# [Directions]
Pull out each line of the records holding the string "download".

Records excerpted from a collection:
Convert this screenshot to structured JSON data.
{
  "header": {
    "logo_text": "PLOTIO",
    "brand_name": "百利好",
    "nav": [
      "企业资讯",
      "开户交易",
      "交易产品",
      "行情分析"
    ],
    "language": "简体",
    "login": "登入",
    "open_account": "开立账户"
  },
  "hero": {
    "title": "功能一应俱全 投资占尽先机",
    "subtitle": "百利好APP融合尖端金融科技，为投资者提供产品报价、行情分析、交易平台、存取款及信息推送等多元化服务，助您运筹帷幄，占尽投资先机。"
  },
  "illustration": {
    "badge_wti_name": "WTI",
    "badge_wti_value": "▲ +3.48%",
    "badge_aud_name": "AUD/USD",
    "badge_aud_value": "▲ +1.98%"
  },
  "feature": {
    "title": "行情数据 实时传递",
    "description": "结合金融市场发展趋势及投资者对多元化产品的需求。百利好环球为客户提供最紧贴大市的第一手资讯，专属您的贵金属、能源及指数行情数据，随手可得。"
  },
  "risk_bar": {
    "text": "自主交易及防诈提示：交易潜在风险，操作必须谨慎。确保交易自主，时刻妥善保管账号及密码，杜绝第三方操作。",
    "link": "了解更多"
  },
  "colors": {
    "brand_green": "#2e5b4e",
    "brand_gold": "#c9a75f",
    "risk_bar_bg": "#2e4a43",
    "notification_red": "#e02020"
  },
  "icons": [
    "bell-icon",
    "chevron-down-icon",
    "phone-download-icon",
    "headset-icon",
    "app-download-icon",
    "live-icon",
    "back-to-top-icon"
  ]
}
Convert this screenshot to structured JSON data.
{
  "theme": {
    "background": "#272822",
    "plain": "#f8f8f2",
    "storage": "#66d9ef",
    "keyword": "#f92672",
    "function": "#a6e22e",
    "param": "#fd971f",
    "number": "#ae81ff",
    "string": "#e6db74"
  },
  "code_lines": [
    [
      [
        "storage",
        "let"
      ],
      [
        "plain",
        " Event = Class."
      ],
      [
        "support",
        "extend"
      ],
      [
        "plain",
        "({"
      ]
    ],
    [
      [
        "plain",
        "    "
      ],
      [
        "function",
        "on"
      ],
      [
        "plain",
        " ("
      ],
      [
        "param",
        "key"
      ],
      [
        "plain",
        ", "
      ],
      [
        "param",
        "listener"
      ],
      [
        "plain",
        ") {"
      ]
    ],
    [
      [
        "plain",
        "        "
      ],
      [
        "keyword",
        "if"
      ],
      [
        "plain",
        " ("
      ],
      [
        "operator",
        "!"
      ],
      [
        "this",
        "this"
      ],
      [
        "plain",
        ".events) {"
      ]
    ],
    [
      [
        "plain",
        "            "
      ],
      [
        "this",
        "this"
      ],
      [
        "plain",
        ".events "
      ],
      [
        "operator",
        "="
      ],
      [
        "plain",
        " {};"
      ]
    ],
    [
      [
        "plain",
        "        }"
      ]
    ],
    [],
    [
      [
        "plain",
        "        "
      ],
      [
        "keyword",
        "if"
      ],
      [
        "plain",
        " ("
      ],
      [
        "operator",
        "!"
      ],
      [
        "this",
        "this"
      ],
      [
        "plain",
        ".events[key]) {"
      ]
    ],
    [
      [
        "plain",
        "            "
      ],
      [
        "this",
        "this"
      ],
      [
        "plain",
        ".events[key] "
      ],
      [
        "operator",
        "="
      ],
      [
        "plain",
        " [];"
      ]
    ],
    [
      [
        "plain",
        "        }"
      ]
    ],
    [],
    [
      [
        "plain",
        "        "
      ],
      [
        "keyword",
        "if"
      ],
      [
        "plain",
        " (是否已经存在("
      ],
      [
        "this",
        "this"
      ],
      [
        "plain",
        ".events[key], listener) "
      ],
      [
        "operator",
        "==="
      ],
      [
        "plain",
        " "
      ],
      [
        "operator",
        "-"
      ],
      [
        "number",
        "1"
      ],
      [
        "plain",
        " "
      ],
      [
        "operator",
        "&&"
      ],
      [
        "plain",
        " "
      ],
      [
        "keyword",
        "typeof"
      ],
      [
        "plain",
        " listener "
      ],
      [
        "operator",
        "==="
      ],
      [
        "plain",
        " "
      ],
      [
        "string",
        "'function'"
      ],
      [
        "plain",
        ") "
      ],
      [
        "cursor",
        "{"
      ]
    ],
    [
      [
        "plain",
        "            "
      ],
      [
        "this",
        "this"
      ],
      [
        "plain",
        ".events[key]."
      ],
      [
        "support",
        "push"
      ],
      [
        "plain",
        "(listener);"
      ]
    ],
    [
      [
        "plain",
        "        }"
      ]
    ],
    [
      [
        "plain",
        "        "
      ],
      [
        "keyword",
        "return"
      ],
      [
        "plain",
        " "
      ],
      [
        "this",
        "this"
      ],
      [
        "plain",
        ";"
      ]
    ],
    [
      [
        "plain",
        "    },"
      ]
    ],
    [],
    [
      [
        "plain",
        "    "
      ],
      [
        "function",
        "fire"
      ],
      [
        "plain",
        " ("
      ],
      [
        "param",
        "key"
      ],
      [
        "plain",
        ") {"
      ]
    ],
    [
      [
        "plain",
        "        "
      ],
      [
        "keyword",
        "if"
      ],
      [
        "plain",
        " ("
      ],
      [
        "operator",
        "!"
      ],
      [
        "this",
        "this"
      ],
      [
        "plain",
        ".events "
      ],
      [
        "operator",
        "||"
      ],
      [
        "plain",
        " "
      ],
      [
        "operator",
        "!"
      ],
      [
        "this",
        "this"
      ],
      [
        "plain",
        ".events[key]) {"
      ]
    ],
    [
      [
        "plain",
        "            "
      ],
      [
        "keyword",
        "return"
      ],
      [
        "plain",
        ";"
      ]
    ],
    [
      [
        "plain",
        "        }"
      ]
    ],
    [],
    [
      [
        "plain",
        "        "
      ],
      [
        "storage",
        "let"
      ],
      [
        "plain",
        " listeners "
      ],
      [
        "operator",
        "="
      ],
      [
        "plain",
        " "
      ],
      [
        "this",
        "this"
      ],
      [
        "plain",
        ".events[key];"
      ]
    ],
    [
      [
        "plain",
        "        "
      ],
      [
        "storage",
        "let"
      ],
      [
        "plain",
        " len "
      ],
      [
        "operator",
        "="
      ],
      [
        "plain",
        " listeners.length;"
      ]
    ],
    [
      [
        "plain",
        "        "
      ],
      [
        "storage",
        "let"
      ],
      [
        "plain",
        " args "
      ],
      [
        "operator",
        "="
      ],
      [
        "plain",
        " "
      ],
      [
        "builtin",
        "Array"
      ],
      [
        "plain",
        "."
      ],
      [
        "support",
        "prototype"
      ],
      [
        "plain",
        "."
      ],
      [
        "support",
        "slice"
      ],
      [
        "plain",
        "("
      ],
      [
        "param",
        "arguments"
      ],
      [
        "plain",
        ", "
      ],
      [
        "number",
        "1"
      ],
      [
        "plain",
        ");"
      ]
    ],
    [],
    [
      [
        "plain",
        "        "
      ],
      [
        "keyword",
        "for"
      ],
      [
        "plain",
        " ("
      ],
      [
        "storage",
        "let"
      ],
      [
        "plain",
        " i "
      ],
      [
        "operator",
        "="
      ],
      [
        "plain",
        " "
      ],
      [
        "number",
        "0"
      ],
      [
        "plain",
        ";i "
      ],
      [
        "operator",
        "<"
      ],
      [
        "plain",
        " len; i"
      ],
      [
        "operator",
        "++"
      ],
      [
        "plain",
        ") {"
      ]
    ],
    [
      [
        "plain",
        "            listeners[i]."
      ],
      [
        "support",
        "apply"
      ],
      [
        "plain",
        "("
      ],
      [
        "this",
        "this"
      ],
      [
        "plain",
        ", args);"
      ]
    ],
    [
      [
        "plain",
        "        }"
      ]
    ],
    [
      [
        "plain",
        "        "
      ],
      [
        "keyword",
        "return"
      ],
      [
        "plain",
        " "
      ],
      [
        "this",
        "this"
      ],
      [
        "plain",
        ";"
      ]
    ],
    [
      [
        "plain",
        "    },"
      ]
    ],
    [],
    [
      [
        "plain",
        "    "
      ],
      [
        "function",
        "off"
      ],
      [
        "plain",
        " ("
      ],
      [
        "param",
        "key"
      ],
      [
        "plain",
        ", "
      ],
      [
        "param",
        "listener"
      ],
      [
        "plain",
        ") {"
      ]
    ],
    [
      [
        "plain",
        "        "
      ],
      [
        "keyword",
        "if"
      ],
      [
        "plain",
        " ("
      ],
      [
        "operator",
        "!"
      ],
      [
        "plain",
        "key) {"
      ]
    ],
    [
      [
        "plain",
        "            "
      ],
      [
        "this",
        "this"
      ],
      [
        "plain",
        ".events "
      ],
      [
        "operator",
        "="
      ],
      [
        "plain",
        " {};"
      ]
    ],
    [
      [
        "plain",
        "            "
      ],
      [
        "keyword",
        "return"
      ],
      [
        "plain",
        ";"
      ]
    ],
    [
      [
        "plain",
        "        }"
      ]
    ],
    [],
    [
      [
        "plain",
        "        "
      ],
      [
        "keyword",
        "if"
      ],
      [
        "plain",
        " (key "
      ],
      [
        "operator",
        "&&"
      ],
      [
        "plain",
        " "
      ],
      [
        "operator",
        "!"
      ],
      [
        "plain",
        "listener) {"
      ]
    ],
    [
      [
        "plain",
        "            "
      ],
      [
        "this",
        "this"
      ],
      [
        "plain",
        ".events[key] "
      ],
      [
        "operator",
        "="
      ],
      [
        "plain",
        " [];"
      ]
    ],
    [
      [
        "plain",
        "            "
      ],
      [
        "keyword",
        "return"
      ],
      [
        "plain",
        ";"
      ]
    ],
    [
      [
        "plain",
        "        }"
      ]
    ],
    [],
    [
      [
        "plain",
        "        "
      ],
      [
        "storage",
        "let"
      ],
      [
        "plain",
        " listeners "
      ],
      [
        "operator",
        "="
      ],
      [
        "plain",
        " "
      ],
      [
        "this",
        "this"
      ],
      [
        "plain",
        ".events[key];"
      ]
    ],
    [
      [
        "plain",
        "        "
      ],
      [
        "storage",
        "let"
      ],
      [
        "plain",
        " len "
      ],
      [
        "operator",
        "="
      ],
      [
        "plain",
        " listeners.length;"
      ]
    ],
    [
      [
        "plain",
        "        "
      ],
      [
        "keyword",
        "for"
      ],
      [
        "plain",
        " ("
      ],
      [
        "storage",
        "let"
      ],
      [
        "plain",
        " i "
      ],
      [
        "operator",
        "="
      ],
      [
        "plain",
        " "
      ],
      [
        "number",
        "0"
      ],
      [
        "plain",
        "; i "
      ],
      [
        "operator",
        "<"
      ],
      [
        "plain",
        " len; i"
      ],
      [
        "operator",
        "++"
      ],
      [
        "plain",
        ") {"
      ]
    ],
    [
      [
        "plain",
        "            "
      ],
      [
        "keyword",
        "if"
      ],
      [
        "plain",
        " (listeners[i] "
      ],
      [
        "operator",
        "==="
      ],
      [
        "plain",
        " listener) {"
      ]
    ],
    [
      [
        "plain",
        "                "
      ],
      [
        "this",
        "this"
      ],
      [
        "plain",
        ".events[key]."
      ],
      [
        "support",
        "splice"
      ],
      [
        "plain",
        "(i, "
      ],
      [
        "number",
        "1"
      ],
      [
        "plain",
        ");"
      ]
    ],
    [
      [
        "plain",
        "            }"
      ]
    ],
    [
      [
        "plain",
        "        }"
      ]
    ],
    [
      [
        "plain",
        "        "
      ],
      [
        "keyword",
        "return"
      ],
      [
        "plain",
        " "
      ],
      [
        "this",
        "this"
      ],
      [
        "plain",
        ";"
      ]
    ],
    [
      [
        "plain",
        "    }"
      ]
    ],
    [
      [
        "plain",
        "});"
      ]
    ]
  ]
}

# [Result for this task]
    "phone-download-icon",
    "app-download-icon",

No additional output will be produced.